It's a dream come true for hysterical liberals and their fellow travelers in the 'unbiased' media. Pesky Republicans are actively working to discourage voter turnout in the 2012 Presidential election!
Unfortunately, in typical GOP fashion, the party is busy suppressing its own vote.
Thanks to a decision by the Virginia Republican State Central Committee, voters who may want to participate in the Commonwealth's Republican Presidential Primary will be forced to sign a loyalty oath before the commissars allow them to cast a ballot.
Members of the Electoral College, who actually choose the President, are not Constitutionally required to swear a similar oath, but the committee -- like Southern Baptists who frequently add qualifications for church office not found in the Bible -- feel this is a vital improvement to the system.
The oath is brief and to the point: "I, the undersigned, pledge that I intend to support the nominee of the Republican Party for president."
Prince William County Virginia's redoubtable conservative Republican, Del. Bob Marshall strongly objects to requiring an oath, "Virginia's Republican leadership wants to mandate a loyalty oath when Virginia's Republican officials are in court fighting the Obamacare mandate? This sends the wrong message."
I'm not sure I'm in agreement with Marshall's analogy, since Obamacare is mandatory, while voting for the GOP is optional. (An option I fear many will choose not to exercise if it means signing this pledge.)
The oath manages to offend two groups that are key to winning in November: the conservative base and the independent. Longtime Republicans will be insulted by the presumption they are so fickle an oath is required to remind them of their loyalty.
Besides, as Marshall points out, Virginia's Attorney General Ken Cuccinelli and Speaker of the House William Howell, have not always voted for the Republican nominee in November. Both supported an independent in an earlier race for Henrico County Commonwealth's Attorney.
Equally important, the Presidential election in November will be won among the 40 percent that considers themselves independent -- voting for the man and not the party. What a shock it will be to the commitment–phobic independent who decides to participate in the GOP primary, only to be hit with a contract that requires him to swear an oath to a November candidate who might not even be on the March 6th primary ballot.
Which brings us to another problem: Although nationally we currently have a fluctuating total of approximately ten GOP candidates, in the Virginia primary the ballot will resemble the inventory of a Soviet supermarket with only Mitt Romney and Ron Paul to choose from.
It seems that organizing a petition drive to get his name on the ballot is the latest entry on the lengthening list of things Rick Perry can't do.
Perry, who does have someone on staff who can file a lawsuit, and Virginia resident Newt Gingrich are attempting to gain access by judicial means -- a particularly ironic move for Gingrich who blasted federal judges last week proclaiming "Judicial supremacy is factually wrong.
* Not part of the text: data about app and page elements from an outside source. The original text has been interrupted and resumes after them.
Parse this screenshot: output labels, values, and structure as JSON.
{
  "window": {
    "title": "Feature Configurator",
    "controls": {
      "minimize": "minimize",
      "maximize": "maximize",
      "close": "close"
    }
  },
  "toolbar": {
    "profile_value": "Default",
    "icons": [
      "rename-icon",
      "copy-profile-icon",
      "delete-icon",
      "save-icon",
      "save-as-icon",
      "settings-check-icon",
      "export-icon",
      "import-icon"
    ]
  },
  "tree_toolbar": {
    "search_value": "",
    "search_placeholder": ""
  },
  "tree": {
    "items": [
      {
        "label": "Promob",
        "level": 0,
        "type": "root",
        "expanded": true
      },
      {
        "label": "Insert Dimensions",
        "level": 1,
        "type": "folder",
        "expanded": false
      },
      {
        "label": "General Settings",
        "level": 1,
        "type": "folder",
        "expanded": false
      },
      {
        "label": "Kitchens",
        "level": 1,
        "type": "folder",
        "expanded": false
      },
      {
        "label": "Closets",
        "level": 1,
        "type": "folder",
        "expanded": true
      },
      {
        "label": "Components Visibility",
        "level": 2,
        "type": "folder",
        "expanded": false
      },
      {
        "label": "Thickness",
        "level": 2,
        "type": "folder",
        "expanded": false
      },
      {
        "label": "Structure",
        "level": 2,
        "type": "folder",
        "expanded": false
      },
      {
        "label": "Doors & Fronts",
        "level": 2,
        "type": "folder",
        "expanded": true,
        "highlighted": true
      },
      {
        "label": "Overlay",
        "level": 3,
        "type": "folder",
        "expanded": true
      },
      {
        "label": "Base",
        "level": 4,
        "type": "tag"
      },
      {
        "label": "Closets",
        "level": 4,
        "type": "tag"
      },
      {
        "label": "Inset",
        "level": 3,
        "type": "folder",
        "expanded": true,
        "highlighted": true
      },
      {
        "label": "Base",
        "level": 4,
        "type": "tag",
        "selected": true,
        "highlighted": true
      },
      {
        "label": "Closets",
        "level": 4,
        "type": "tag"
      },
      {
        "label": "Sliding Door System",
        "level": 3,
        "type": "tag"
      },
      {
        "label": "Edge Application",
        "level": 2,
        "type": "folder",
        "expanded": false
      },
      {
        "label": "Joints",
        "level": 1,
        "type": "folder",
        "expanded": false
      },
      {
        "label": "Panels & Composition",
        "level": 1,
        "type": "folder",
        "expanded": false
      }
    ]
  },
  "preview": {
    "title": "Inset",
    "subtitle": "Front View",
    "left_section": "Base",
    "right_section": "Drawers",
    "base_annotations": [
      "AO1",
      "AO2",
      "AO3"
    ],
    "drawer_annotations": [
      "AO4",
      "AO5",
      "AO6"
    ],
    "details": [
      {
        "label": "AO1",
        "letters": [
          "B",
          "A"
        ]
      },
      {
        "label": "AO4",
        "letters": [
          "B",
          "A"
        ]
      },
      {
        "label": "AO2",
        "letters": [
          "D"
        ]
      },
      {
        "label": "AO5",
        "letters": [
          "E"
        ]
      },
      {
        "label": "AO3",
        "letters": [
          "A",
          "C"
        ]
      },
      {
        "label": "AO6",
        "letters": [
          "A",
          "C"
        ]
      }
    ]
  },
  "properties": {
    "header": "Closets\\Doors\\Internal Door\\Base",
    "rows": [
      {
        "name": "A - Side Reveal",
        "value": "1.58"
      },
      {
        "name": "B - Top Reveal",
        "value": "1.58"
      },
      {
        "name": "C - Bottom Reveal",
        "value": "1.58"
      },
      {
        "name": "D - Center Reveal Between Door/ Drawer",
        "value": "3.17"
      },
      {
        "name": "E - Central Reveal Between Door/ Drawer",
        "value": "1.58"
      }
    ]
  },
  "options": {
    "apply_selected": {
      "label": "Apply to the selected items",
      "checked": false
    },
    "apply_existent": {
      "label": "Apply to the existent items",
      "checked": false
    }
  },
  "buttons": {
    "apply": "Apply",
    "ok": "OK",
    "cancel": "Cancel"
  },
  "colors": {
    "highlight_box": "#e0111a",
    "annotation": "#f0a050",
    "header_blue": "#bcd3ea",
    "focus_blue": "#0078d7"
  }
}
It is morally wrong, and it is an affront to the American system of self–government."
Unless, of course, you can find a judge who will overturn Republican rules and get you on the ballot.
The fact is if the yang and yin of presidential politics can get on the ballot under the existing rules, then the rest of the candidates should be able to clear the same hurdle, too.
This whole affair reeks of Paulophobia. Evidently the fear is that Ron Paul voters can't be relied upon in November to support the Republican nominee if it's not Ron Paul. It would make more sense to have Paul himself sign the oath as a condition of appearing on the ballot, since a third–party run on his behalf would only serve to re–elect Obama.
So naïve central committee members believe signing this worthless piece of paper is going to persuade a herd of black–helicopter Libertarian paranoids that they have to toe the line in November.
Fors Fortis, as the Romans say.
The other fear is wily Democrats voting for Paul in an effort to sow dissention in Republican ranks. The way to prevent this is to post a large sign informing Democrats their name will appear on Republican mailing lists and their mailboxes stuffed full of GOP direct mail and fund–raising appeals for the next four years.
My wife, Janet, still rues the day she voted for Hillary Clinton in one of those fruitless crossover voting schemes.
In the meantime, GOP Chairman Pat Mullins has scheduled a special meeting on January 21st. The only agenda item is the "loyalty oath."
Michael R. Shannon is a public relations and advertising consultant with corporate, government and political experience around the globe. He is a dynamic and entertaining keynote speaker. He can be reached at firstname.lastname@example.org.